In this week’s Parsha, the Torah lists the genealogy of the family of Moshe and Aharon. Towards the end of the listing, the Torah says (6:26), “Hu Moshe VeAharon Asher Amar Hashem Lahem Hotziu et Bnei Yisrael,” “These are the same Moshe and Aharon that Hashem commanded to them, ‘Take out Bnei Yisrael!’” We then read in 6:27 that “Heim Hamedabrim El Pharaoh Melech Mitzrayim, Hu Moshe VeAharon,” “They are the ones who spoke to Pharaoh the king of Egypt, they are Moshe and Aharon.”
At first glance, these Pesukim seem to be saying the same thing. However, a more careful look at the language shows that they are actually two sides of the coin. The first Pasuk is the command from Hashem to bring the Jews out of Egypt, “Take out Bnei Yisrael!” The second Pasuk describes the fulfillment of this command, in which they “spoke to Pharaoh.”
There is one more question we can ask. In the first Pasuk, Aharon’s name appears before Moshe’s, but in the second they are reversed. What is the meaning of this switch? Rabbeinu Bachya suggests that the change shows that Aharon was greater than Moshe in some respects, while Moshe was greater than Aharon in others. Aharon was older than Moshe and so deserved greater respect than Moshe, but Moshe was a greater Navi.
Rav Moshe Feinstein (based on Rashi) presents another answer that teaches us a powerful lesson. He explains that the two names are switched because they really were equal. Moshe and Aharon did not necessarily reach the same level, but both exerted themselves to the greatest extent, reached their potential, and accomplished their respective purposes. Due to this, they were considered equal, and it did not really matter which came first.

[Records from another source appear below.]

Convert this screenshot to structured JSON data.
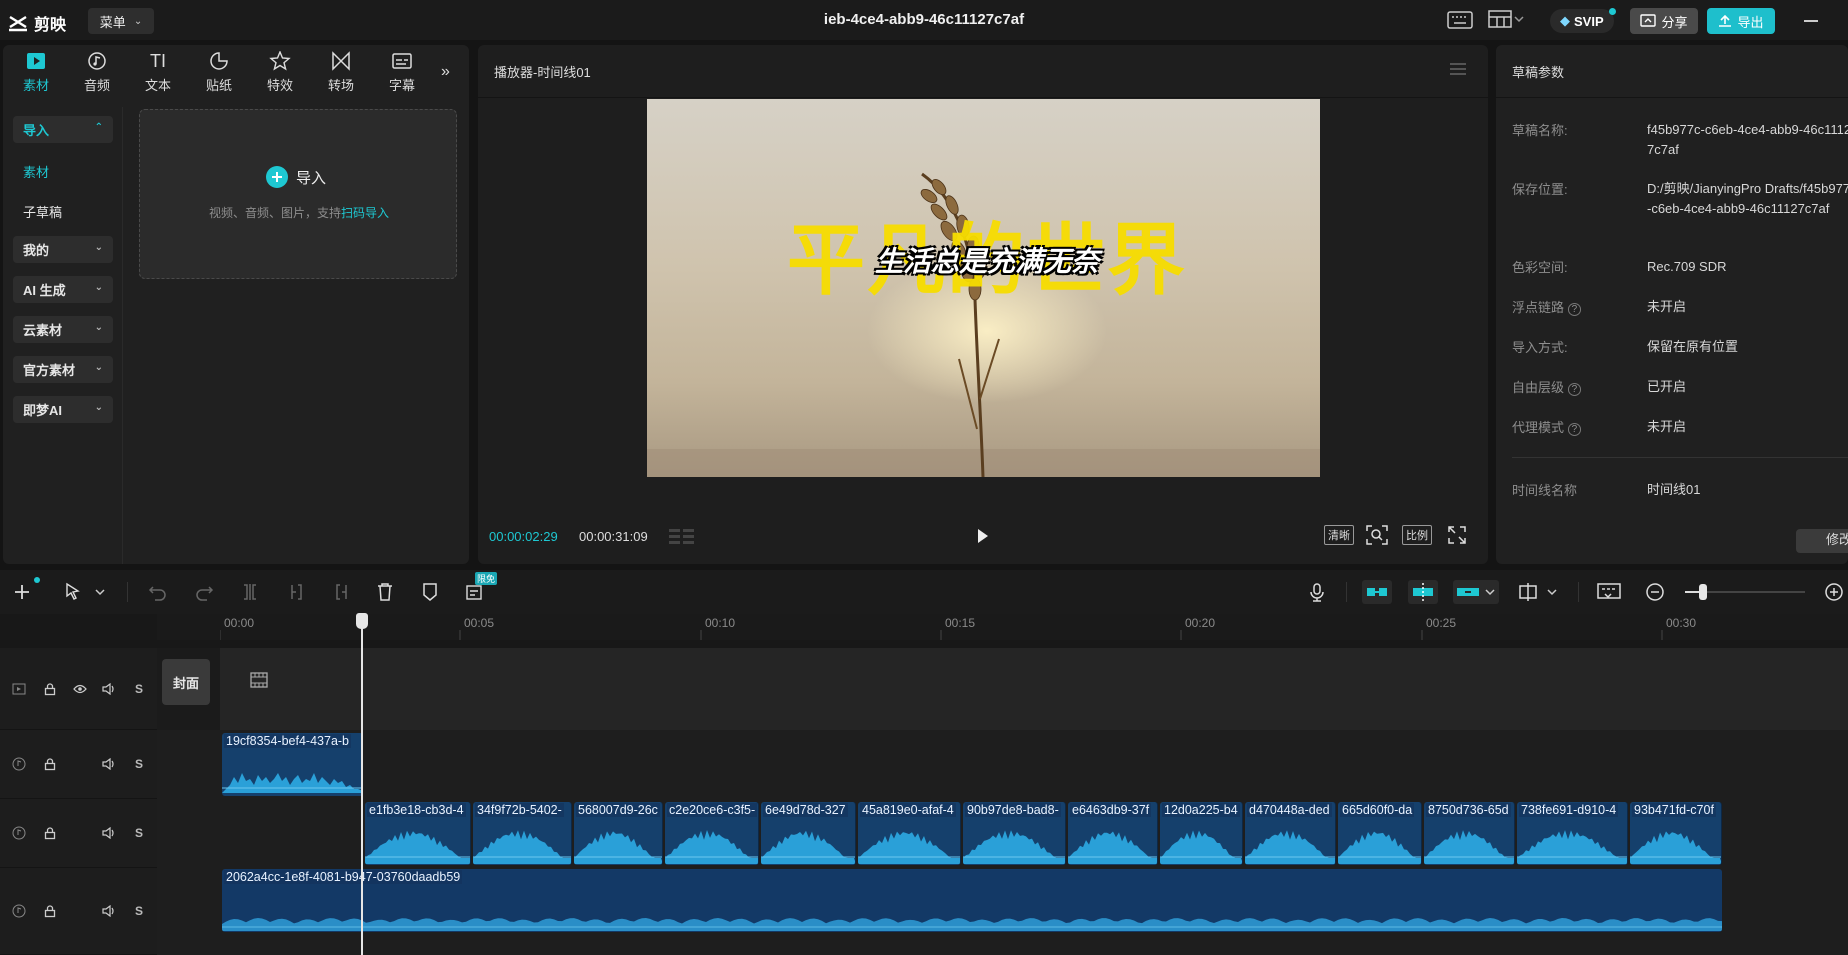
{
  "app": {
    "logo_text": "剪映",
    "menu_label": "菜单",
    "document_title": "ieb-4ce4-abb9-46c11127c7af",
    "svip_label": "SVIP",
    "share_label": "分享",
    "export_label": "导出",
    "accent_color": "#1ec8d2"
  },
  "toolbar_tabs": [
    {
      "label": "素材",
      "icon": "media-icon"
    },
    {
      "label": "音频",
      "icon": "audio-icon"
    },
    {
      "label": "文本",
      "icon": "text-icon"
    },
    {
      "label": "贴纸",
      "icon": "sticker-icon"
    },
    {
      "label": "特效",
      "icon": "effects-icon"
    },
    {
      "label": "转场",
      "icon": "transition-icon"
    },
    {
      "label": "字幕",
      "icon": "subtitle-icon"
    }
  ],
  "sidebar": {
    "items": [
      {
        "label": "导入"
      },
      {
        "label": "素材"
      },
      {
        "label": "子草稿"
      },
      {
        "label": "我的"
      },
      {
        "label": "AI 生成"
      },
      {
        "label": "云素材"
      },
      {
        "label": "官方素材"
      },
      {
        "label": "即梦AI"
      }
    ]
  },
  "import_area": {
    "button_label": "导入",
    "hint_text": "视频、音频、图片，支持",
    "hint_link": "扫码导入"
  },
  "player": {
    "title": "播放器-时间线01",
    "current_time": "00:00:02:29",
    "total_time": "00:00:31:09",
    "overlay_text_yellow": "平凡的世界",
    "overlay_text_white": "生活总是充满无奈",
    "clarity_label": "清晰",
    "ratio_label": "比例"
  },
  "draft_params": {
    "header": "草稿参数",
    "rows": [
      {
        "label": "草稿名称:",
        "value": "f45b977c-c6eb-4ce4-abb9-46c11127c7af"
      },
      {
        "label": "保存位置:",
        "value": "D:/剪映/JianyingPro Drafts/f45b977c-c6eb-4ce4-abb9-46c11127c7af"
      },
      {
        "label": "色彩空间:",
        "value": "Rec.709 SDR"
      },
      {
        "label": "浮点链路",
        "value": "未开启"
      },
      {
        "label": "导入方式:",
        "value": "保留在原有位置"
      },
      {
        "label": "自由层级",
        "value": "已开启"
      },
      {
        "label": "代理模式",
        "value": "未开启"
      },
      {
        "label": "时间线名称",
        "value": "时间线01"
      }
    ],
    "modify_label": "修改"
  },
  "timeline": {
    "limited_badge": "限免",
    "ruler_labels": [
      "00:00",
      "00:05",
      "00:10",
      "00:15",
      "00:20",
      "00:25",
      "00:30"
    ],
    "cover_label": "封面",
    "tracks": {
      "audio1_clip": "19cf8354-bef4-437a-b",
      "audio2_clips": [
        "e1fb3e18-cb3d-4",
        "34f9f72b-5402-",
        "568007d9-26c",
        "c2e20ce6-c3f5-",
        "6e49d78d-327",
        "45a819e0-afaf-4",
        "90b97de8-bad8-",
        "e6463db9-37f",
        "12d0a225-b4",
        "d470448a-ded",
        "665d60f0-da",
        "8750d736-65d",
        "738fe691-d910-4",
        "93b471fd-c70f"
      ],
      "audio3_clip": "2062a4cc-1e8f-4081-b947-03760daadb59"
    },
    "track_s_label": "S"
  }
}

We can learn from this that it does not matter what we accomplish as long as we put in our best effort and do whatever we can. If we achieve this level, we will be considered in the eyes of Hashem to be on the same level as Moshe and Aharon!